Categories: Configuration, Numa, SQL Server

SSAS 2008 R2 Operations Guide

June 2, 2011 Leave a comment

What can i say but WOO HOO! The SSAS 2008 R2 Operations Guide has been published so download your copy now!

This document should be considered essential reading and contains over 100 pages of high quality information for configuring, testing and operating an Analysis Services server.

Finally i consider this document so important i have made a rare exception and gone back and added it to my Deployment Essentials post.

Categories: Analysis Services, Tips

SSAS Native v .net Provider

November 30, 2010 Leave a comment

Recently I was investigating why a new server which is in its parallel running phase was taking significantly longer to process the daily data than the server its due to replace.

The server has SQL & SSAS installed so the problem was not likely to be in the network transfer as its using shared memory. As i dug around the SQL dmv’s i noticed in sys.dm_exec_connections that the SSAS connection had a packet size of 8000 bytes instead of the usual 4096 bytes and from there i found that the datasource had been configured with the wrong provider but what was really interesting and the point of the blog is the performance difference which i have shown below.

Rows per second
.Net SqlClient Data Provide 30,000
SQL Server Native Client 10 240,000

That’s right! For a single partition, the native client was able to process 240,000 rows per second where as the .net client maxes out at 30,000. That means the SQL Native Client is 800% faster! I knew that the .net providers were slower but I had never gathered any metrics before. If your looking after a SSAS server I would definitely recommend taking a few minutes to check which provider is configured in the datasource.

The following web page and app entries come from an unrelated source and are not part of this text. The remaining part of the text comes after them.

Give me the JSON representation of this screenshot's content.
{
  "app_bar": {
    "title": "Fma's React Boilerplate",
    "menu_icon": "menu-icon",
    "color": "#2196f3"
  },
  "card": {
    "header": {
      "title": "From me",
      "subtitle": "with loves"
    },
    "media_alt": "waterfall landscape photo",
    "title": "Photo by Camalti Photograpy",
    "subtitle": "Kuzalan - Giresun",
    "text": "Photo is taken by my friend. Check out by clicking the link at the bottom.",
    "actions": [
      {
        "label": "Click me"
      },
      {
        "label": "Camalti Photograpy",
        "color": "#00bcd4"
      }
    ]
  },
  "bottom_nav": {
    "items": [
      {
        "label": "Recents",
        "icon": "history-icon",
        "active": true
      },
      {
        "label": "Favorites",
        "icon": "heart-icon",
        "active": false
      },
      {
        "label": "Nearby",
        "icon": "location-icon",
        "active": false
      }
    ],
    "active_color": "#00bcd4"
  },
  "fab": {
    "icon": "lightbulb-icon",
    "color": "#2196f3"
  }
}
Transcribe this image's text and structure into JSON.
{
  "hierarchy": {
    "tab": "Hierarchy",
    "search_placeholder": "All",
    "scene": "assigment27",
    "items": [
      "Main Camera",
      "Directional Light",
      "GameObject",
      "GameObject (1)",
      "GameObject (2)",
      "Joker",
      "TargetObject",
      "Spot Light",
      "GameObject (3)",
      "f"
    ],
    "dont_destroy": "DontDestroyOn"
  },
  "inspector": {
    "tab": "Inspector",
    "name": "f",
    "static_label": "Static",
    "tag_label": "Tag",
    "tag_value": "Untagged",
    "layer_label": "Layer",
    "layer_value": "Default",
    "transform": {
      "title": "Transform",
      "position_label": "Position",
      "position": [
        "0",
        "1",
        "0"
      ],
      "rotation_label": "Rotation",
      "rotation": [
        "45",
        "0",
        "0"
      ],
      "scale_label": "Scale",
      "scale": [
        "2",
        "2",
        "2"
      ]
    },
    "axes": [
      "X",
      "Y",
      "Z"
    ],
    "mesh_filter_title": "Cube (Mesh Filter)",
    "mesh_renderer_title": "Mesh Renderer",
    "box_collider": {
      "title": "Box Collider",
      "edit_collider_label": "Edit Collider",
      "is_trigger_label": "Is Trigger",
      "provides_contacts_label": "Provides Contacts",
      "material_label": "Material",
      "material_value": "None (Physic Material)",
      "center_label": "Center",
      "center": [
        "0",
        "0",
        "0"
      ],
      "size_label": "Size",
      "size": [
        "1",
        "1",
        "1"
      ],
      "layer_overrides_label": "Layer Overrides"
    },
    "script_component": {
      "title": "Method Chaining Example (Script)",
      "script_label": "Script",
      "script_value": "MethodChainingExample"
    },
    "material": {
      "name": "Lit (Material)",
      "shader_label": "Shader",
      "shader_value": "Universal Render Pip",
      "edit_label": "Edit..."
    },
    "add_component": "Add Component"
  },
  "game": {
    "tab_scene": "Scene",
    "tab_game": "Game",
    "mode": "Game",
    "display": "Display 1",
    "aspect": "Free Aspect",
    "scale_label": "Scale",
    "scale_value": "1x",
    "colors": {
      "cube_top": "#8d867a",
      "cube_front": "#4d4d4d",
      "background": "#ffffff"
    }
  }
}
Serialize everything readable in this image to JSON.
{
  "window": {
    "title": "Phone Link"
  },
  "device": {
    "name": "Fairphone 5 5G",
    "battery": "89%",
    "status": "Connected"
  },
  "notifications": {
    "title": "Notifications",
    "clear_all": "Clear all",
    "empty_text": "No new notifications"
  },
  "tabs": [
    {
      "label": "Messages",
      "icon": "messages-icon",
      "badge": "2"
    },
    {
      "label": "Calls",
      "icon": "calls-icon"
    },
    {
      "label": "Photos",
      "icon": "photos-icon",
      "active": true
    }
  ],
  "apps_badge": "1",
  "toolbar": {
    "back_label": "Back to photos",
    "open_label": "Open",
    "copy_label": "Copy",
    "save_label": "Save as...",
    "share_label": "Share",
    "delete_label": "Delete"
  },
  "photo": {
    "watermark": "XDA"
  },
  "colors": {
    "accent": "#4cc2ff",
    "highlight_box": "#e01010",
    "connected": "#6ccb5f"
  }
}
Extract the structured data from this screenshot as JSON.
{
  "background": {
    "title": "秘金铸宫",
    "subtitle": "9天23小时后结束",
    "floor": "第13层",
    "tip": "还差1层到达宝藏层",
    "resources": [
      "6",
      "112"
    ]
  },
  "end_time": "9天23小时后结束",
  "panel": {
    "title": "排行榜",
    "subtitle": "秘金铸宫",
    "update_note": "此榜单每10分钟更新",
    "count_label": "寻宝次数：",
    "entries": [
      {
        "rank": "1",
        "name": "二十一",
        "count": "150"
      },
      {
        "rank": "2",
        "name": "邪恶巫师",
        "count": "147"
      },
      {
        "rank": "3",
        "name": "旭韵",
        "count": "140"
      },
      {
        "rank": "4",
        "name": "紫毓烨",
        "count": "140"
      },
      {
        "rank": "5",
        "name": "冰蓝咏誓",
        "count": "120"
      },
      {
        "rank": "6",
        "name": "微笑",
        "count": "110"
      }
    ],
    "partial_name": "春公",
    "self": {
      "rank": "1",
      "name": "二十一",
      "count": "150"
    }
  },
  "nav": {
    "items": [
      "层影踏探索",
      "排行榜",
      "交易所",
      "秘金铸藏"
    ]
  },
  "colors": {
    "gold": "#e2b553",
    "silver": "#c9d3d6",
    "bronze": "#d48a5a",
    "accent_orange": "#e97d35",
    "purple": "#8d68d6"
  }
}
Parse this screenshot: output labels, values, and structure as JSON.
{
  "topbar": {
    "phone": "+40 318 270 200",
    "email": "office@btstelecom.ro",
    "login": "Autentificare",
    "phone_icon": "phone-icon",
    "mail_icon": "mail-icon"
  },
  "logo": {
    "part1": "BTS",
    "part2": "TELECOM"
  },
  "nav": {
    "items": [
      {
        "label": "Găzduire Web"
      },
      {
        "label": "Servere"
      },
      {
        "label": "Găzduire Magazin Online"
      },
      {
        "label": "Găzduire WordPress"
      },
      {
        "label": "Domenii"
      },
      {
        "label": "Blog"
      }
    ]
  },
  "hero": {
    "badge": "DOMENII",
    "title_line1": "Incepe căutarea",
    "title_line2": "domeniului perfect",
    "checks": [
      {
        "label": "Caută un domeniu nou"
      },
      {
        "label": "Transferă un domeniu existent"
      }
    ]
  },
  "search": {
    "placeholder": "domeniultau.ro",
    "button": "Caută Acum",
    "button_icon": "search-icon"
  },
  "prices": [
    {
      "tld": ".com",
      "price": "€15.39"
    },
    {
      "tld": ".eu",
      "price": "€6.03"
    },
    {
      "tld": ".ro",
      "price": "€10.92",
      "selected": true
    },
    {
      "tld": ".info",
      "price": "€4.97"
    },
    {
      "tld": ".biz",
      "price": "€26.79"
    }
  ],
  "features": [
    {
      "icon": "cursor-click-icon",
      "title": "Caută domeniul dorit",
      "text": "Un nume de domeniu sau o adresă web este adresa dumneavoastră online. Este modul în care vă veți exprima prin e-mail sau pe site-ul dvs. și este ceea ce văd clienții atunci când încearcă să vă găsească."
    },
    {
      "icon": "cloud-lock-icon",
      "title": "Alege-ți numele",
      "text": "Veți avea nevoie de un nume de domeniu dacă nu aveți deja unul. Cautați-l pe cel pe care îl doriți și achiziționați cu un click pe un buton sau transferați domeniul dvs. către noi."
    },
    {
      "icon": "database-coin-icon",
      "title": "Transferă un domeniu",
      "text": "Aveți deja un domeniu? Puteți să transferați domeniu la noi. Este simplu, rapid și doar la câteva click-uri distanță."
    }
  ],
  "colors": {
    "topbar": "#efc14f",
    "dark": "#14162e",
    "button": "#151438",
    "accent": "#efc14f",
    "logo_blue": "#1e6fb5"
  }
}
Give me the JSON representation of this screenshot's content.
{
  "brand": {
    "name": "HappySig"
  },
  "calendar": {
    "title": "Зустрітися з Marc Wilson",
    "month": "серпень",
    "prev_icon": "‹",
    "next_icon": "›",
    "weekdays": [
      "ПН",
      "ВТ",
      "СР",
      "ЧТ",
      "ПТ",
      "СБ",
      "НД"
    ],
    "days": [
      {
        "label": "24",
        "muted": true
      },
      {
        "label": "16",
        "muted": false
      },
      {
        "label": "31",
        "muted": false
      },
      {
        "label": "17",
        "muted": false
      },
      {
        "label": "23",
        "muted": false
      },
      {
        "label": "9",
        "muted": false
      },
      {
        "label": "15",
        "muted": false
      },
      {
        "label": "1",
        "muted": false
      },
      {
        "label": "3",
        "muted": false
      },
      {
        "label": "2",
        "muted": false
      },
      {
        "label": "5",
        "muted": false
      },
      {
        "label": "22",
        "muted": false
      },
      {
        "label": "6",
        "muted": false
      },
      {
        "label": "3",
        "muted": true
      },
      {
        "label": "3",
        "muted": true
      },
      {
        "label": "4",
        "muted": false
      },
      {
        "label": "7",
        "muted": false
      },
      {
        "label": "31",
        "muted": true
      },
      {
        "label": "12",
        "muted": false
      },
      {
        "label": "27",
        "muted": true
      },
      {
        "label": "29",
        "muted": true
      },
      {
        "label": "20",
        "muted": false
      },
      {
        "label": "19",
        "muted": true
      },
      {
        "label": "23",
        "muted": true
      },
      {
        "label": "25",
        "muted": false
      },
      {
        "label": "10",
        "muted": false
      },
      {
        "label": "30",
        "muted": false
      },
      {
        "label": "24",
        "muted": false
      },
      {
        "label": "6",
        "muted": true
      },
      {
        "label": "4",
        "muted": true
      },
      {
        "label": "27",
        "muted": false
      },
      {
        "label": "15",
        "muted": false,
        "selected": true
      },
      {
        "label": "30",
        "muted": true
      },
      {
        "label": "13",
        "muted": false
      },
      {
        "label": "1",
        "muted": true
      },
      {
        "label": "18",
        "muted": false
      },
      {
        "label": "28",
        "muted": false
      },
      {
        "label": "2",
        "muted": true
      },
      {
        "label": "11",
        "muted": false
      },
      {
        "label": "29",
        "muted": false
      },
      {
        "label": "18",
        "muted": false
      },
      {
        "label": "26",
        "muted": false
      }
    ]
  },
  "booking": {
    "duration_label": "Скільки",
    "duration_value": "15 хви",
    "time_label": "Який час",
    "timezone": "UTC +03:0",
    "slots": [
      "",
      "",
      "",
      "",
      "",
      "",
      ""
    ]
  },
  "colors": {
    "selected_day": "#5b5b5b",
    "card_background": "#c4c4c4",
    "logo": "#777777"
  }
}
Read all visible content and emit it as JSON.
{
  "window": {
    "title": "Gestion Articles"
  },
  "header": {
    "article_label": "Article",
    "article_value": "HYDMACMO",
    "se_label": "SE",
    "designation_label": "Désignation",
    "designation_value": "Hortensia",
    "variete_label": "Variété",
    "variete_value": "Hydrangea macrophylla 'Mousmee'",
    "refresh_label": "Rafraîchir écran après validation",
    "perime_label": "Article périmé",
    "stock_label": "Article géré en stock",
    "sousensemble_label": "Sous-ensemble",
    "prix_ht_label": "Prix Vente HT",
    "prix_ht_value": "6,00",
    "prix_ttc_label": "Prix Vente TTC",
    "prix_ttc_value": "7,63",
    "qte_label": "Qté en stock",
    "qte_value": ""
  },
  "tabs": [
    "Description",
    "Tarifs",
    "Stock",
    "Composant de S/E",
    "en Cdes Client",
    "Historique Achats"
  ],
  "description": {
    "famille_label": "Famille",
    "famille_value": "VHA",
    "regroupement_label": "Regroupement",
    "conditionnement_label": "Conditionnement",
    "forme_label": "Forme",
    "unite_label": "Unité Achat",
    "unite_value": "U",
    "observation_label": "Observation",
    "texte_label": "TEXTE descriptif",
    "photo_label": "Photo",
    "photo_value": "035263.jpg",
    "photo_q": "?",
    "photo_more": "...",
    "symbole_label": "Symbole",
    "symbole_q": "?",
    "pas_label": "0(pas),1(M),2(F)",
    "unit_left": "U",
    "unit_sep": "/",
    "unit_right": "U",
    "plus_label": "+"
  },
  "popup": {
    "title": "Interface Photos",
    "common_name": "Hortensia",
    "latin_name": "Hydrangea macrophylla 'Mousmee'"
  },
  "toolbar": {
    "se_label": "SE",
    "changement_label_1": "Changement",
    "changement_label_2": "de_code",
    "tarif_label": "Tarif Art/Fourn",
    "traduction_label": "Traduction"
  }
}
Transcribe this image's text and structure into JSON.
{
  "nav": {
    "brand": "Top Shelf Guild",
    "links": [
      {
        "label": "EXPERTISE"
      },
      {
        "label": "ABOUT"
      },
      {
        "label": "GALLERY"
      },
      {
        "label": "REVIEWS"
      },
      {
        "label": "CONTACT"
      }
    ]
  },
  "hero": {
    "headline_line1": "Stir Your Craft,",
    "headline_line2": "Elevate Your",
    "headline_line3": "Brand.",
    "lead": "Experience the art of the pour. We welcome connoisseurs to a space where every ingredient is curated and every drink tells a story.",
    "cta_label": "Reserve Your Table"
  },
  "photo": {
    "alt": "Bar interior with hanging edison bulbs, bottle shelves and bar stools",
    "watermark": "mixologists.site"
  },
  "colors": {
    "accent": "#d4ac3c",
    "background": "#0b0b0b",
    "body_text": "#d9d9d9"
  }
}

Another point to consider is you may have a custom solution that is doing your ETL and utilising the .net providers. This would also be impacted by the .net provider throughput limits and a switch over to SSIS could dramatically improve your ETL.